Way to Go
Plastic totem poles and other clutter from Asian factories fill many Alaskan gift stores, while the authentic Inuit art is sold primarily in expensive galleries. Here are a few finds from in between those extremes
— truly Alaskan but inexpensive enough to buy just for fun at a craft fair.
- Eskimo Yo-Yos: Mastering this traditional native toy is a challenge: Holding a tab on a string midway between two cloth or skin bags, swing the bags in circles in opposite directions. Common at gift stores and craft fairs.
- Moose-Nugget Jewelry: Moose tend to carpet Alaska's hiking trails with their marble-sized droppings, producing an unlimited natural resource for entrepreneurs who create necklaces, earrings, even swizzle sticks made of the stuff. Don't ask why (Grizzly's Gifts, Anchorage; $2.50-$15; 800-770-4343).

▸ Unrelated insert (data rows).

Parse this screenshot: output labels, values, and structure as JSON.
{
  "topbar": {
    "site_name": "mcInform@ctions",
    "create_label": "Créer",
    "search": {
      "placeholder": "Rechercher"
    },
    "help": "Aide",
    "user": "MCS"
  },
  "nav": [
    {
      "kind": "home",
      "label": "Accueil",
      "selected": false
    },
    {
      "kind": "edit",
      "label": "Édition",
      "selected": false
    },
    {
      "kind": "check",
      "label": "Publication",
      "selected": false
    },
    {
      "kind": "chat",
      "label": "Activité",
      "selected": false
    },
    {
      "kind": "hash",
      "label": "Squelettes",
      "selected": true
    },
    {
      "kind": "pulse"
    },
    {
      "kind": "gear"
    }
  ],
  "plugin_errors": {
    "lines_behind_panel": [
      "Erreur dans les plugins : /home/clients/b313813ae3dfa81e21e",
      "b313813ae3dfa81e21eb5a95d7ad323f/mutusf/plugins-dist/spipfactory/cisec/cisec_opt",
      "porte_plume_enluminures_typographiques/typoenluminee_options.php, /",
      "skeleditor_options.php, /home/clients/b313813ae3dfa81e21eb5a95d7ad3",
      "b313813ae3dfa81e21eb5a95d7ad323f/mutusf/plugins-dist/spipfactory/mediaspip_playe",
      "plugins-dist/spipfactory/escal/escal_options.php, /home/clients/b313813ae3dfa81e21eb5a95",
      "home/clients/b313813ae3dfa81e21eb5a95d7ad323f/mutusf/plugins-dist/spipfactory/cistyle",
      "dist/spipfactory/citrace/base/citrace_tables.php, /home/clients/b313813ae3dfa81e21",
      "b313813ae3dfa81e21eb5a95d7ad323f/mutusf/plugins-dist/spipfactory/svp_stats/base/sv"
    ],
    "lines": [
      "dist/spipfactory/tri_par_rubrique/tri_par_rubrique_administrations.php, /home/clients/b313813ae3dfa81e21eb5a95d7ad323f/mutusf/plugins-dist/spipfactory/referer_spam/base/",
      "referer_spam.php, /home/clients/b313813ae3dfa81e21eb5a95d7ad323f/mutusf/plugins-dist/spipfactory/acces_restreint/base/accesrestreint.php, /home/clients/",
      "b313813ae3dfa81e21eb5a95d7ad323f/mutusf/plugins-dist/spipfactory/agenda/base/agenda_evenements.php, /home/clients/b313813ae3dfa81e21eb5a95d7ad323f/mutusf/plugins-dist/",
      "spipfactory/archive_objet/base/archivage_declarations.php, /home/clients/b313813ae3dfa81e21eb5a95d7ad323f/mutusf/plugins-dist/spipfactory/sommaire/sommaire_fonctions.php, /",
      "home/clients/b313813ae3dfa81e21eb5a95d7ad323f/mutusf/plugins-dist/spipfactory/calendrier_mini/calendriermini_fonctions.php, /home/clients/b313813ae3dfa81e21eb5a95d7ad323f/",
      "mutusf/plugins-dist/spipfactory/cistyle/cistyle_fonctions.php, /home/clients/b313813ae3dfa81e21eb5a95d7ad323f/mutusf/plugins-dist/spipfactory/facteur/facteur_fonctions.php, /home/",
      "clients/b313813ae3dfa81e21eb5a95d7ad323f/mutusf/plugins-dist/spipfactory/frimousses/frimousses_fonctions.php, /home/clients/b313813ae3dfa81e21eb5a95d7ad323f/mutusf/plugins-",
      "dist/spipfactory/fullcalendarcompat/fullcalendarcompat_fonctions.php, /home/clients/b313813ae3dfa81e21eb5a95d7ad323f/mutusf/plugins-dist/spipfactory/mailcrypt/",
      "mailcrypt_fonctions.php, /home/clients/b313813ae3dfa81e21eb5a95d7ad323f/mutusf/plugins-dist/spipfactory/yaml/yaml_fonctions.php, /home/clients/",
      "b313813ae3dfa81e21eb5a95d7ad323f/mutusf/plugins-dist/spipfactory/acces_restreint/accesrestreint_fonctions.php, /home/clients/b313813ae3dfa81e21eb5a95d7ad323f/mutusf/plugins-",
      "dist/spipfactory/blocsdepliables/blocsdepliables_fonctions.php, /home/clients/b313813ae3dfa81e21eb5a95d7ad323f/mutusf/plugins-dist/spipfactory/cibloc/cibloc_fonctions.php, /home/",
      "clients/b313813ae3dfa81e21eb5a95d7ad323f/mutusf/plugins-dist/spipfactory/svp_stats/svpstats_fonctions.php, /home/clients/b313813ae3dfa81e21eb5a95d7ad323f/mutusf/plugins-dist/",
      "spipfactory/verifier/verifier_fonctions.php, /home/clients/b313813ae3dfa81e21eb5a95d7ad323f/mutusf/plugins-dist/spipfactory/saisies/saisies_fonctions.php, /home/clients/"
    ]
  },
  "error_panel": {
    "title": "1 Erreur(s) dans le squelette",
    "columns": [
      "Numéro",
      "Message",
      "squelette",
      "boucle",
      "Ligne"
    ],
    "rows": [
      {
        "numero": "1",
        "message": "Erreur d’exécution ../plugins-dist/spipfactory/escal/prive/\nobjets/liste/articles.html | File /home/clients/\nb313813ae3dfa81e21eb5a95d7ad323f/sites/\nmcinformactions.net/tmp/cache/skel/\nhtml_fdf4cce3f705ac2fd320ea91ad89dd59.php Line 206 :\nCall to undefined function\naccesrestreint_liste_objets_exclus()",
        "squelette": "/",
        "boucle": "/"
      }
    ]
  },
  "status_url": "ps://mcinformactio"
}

- Outhouse and Cache House Models: Hank Baldwin's hobby is making kits and models of a log outhouse and a cache house — a cabin on stilts used to store food away from bears. Similar crafts are common at Anchorage's summertime Saturday Market (Once in a Blue Moose, Anchorage; $10-$24; 888-490-1898).
- Real Fur Stuffed Animals: Inupiat craftswomen sometimes make inexpensive toys from scraps left over from making parkas and mukluks. One common item at craft fairs in Barrow, Kotzebue, and Nome are seals made of real sealskin ($7.50-$30).
- Bear Bells: Basic safety equipment for Alaska hikers, the bell ties to a backpack with a piece of leather, alerting bears that you're on the trail and thus preventing dangerous surprises (Alaska Mountaineering and Hiking, Anchorage; $8.50; 907-272-1811).